From the left: Claudia, Leigh, Jon, Tristan and Colin.
Above, small roads wind through forest containing massive fig trees, with huge multi-root buttresses.
Humans reached LHI about 200 years ago. A few families here trace their occupancy back six generations. We were told one family owns about half of the tourist accommodation facilities (as well as their own private aircraft). Today there are about 350 residents, with tourist beds numbering 400.
Pigs and goats were introduced, and immediately prospered, as did rats and mice who came ashore uninvited.
Cloud forest may be found at higher altitudes.

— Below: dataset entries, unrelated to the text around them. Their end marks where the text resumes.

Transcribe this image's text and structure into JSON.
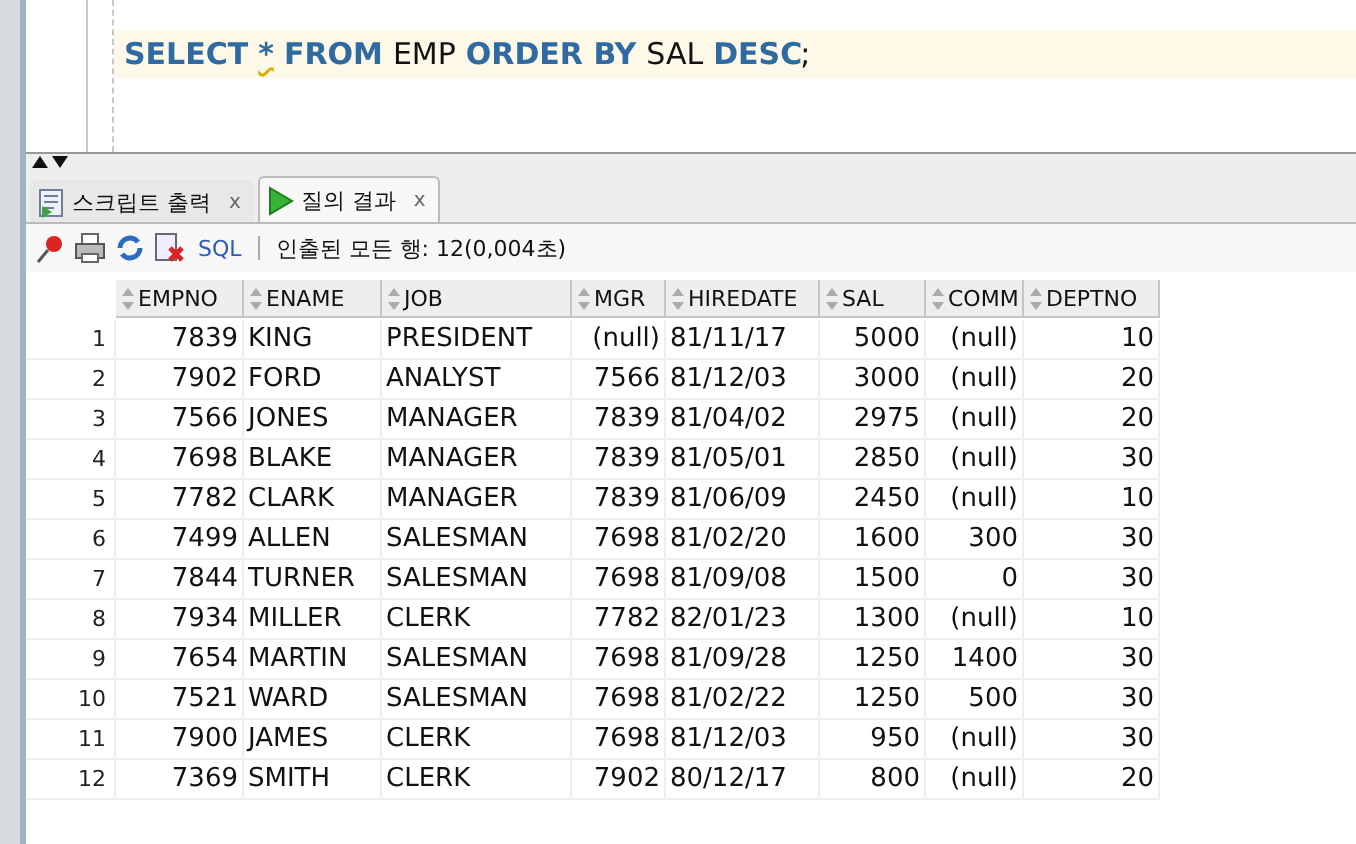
{
  "editor": {
    "tokens": [
      {
        "text": "SELECT",
        "kind": "keyword"
      },
      {
        "text": "*",
        "kind": "warning"
      },
      {
        "text": "FROM",
        "kind": "keyword"
      },
      {
        "text": "EMP",
        "kind": "ident"
      },
      {
        "text": "ORDER BY",
        "kind": "keyword"
      },
      {
        "text": "SAL",
        "kind": "ident"
      },
      {
        "text": "DESC",
        "kind": "keyword"
      },
      {
        "text": ";",
        "kind": "punct"
      }
    ]
  },
  "tabs": [
    {
      "label": "스크립트 출력",
      "kind": "script",
      "selected": false,
      "close": "x"
    },
    {
      "label": "질의 결과",
      "kind": "run",
      "selected": true,
      "close": "x"
    }
  ],
  "toolbar": {
    "sql_link": "SQL",
    "status": "인출된 모든 행: 12(0,004초)"
  },
  "table": {
    "columns": [
      {
        "label": "EMPNO"
      },
      {
        "label": "ENAME"
      },
      {
        "label": "JOB"
      },
      {
        "label": "MGR"
      },
      {
        "label": "HIREDATE"
      },
      {
        "label": "SAL"
      },
      {
        "label": "COMM"
      },
      {
        "label": "DEPTNO"
      }
    ],
    "rows": [
      {
        "num": "1",
        "cells": [
          "7839",
          "KING",
          "PRESIDENT",
          "(null)",
          "81/11/17",
          "5000",
          "(null)",
          "10"
        ]
      },
      {
        "num": "2",
        "cells": [
          "7902",
          "FORD",
          "ANALYST",
          "7566",
          "81/12/03",
          "3000",
          "(null)",
          "20"
        ]
      },
      {
        "num": "3",
        "cells": [
          "7566",
          "JONES",
          "MANAGER",
          "7839",
          "81/04/02",
          "2975",
          "(null)",
          "20"
        ]
      },
      {
        "num": "4",
        "cells": [
          "7698",
          "BLAKE",
          "MANAGER",
          "7839",
          "81/05/01",
          "2850",
          "(null)",
          "30"
        ]
      },
      {
        "num": "5",
        "cells": [
          "7782",
          "CLARK",
          "MANAGER",
          "7839",
          "81/06/09",
          "2450",
          "(null)",
          "10"
        ]
      },
      {
        "num": "6",
        "cells": [
          "7499",
          "ALLEN",
          "SALESMAN",
          "7698",
          "81/02/20",
          "1600",
          "300",
          "30"
        ]
      },
      {
        "num": "7",
        "cells": [
          "7844",
          "TURNER",
          "SALESMAN",
          "7698",
          "81/09/08",
          "1500",
          "0",
          "30"
        ]
      },
      {
        "num": "8",
        "cells": [
          "7934",
          "MILLER",
          "CLERK",
          "7782",
          "82/01/23",
          "1300",
          "(null)",
          "10"
        ]
      },
      {
        "num": "9",
        "cells": [
          "7654",
          "MARTIN",
          "SALESMAN",
          "7698",
          "81/09/28",
          "1250",
          "1400",
          "30"
        ]
      },
      {
        "num": "10",
        "cells": [
          "7521",
          "WARD",
          "SALESMAN",
          "7698",
          "81/02/22",
          "1250",
          "500",
          "30"
        ]
      },
      {
        "num": "11",
        "cells": [
          "7900",
          "JAMES",
          "CLERK",
          "7698",
          "81/12/03",
          "950",
          "(null)",
          "30"
        ]
      },
      {
        "num": "12",
        "cells": [
          "7369",
          "SMITH",
          "CLERK",
          "7902",
          "80/12/17",
          "800",
          "(null)",
          "20"
        ]
      }
    ]
  }
}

Birds such as rails and woodhen feed amongst debris on the forest floor. Native fauna was badly affected by humans and their animal accompaniments. Woodhen particularly were reduced to about 30 birds, and were widely expected to become extinct. However a pest removal program, started in 1970, resulted in the complete removal of goats and pigs. Today, residents are only permitted to keep non-breeding pets. An ambitious rat removal program is planned to start in 2019.
LHI is nominally part of NSW Australia. Third-tier government is provided by the LHI Board. The economy of the island is essentially based on tourism. The island provides a peaceful (if expensive) 'paradise' for those wanting to get away from it all. It's rather like a trip back in time to the sort of relaxed and friendly community culture many parts of Australia had a century ago. Crime is almost unknown, and houses and cars are routinely left unlocked. Although internet is available, there is no cell-phone service.
Parts of the LHI coastal waters are designated sanctuary zones; however the areas outside those zones are heavily fished, with the larger species now no longer evident. In my opinion, the entire marine area should be designated as a sanctuary. This might affect tourism to some extent, as some visitors come for the fishing: there would of course be compensating tourism based on nature photography.
LHI has a great little museum. The remains above are those of a horned tortoise which once inhabited the island.
Tourists love exploring the island on bicycle. This photograph of a typical road gives you an idea why.... the whole island is just SO beautiful.
Exciting days.... tourists arrive at LHI lagoon on a Sandringham flying boat.... sadly now long gone.
Above, a pair of young white terns. This species provides one of the laziest examples of nest building... they don't! Apparently they select a suitable leaf and simply lay two eggs onto the leaf!
Ned's beach, below, (on the eastern side of the island) has a fish-food dispenser. You put in one dollar, and obtain maybe 50 g of fish food pellets.
Both tourists and fish love this! In my left hand you can see the small fish-food dispensing cup.
Above, here are the fish... this photo was taken in the water by my feet, only about 40cm deep.
Above and below, typical shallow water habitat at Ned's Beach.
The lagoon, on the west side of the island, is relatively sheltered, and is a convenient location for diving and snorkelling (below).
There are many caves, ledges and swim-throughs, enjoyed by both fish and divers.
We left Lord Howe Island at 7pm on Tuesday March 27.
While initially intending to undertake customs entry procedures at Newcastle, we changed our course and made an attempt to sail to Eden (on the AU mainland's SE corner). However we encountered strong head-currents, no doubt associated with a large ocean gyre powered by the Eastern Australian Current (the EAC). So we turned west, and after a day stop-over at Jervis Bay, we entered at the port of Wollongong on Tuesday April 3 (Easter Tuesday) .
That night we were invited to dinner with Gary Reid and Cathy Allen... and to stay the night. What a wonderful change from rocking around in Ocean Child! Gary was also very helpful in helping arrange replacement parts and repairs.
Leigh left Ocean Child to pursue land-based adventures. I was sad to see her go as she had contributed so much to the trip, especially her good humour - always good natured even in the face of the most trying conditions... which is more than I can say for the skipper.
Colin and I arrived at Eden on Sunday April 8, after a long and tedious stretch of motoring into light headwinds.